* WORK REQUIRED: Below are the records; count how many of their lines hold the string "time" and give the number alone.

* INFORMATION SHOWN:
──────────

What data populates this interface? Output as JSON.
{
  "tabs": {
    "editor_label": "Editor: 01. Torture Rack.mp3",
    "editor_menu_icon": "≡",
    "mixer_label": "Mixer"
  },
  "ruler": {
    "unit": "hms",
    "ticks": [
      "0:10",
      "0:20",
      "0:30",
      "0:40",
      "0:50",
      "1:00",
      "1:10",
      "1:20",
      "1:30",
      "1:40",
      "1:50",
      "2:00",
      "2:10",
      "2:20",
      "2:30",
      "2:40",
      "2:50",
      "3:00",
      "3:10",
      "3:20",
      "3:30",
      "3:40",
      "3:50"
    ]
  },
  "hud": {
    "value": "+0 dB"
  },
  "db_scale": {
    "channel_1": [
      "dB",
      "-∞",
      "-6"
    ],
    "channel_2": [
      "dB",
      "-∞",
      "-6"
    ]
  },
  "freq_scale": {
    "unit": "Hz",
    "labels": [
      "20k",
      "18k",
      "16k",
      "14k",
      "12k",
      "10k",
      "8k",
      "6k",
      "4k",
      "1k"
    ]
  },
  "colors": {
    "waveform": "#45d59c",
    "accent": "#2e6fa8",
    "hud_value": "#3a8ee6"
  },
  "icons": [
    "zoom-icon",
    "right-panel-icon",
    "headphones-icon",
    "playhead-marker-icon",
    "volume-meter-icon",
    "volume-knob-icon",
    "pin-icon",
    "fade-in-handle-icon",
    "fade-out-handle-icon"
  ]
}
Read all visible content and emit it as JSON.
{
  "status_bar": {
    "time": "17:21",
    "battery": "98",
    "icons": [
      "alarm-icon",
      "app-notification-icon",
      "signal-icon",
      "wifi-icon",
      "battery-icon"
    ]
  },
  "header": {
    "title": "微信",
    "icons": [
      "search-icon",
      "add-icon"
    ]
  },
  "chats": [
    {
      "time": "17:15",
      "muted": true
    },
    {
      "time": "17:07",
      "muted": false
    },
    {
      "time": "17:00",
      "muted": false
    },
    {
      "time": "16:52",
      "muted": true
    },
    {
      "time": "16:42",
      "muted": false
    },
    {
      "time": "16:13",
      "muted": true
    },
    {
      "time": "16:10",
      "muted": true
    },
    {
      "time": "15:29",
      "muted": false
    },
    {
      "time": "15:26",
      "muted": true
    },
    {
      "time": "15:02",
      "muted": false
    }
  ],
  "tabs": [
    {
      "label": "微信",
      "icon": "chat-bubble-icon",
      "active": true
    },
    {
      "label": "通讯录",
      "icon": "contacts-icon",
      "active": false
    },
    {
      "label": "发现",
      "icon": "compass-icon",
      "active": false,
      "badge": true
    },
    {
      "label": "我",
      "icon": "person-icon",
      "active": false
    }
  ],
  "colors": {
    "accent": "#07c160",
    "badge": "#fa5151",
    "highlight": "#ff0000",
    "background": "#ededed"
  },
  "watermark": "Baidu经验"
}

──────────

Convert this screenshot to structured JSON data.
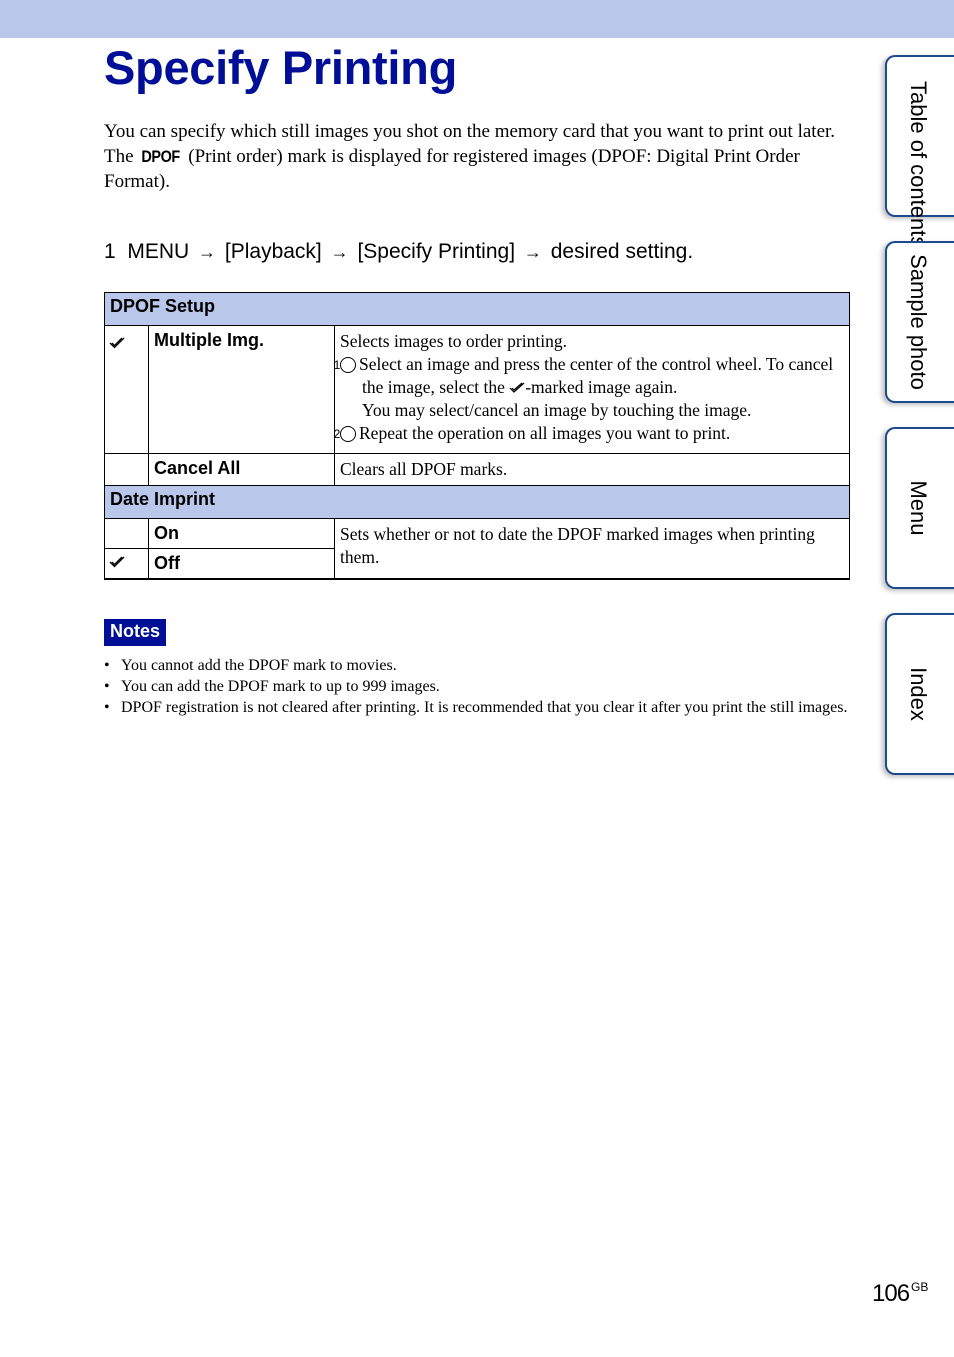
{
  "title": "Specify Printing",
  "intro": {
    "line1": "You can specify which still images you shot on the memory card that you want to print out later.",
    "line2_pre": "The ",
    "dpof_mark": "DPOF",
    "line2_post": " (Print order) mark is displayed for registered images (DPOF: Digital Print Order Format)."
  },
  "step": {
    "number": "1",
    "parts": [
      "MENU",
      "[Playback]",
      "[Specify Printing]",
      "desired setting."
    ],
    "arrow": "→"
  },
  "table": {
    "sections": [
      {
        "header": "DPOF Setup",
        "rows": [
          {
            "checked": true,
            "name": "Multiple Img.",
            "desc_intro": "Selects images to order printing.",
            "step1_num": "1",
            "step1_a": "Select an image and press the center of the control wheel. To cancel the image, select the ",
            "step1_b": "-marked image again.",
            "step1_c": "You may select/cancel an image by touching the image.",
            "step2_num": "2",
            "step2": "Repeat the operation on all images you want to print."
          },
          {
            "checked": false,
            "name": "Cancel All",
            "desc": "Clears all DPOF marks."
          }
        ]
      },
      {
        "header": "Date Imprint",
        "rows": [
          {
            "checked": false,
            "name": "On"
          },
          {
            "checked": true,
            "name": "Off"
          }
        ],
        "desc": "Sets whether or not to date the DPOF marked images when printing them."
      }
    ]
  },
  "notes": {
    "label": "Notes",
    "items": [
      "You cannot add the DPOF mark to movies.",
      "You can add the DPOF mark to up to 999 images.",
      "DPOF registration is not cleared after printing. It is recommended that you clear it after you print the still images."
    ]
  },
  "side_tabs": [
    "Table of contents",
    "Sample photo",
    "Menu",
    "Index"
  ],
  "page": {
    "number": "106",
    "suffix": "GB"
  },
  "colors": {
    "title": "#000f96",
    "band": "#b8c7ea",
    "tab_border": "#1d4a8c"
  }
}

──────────

* WRITTEN ANSWER: 11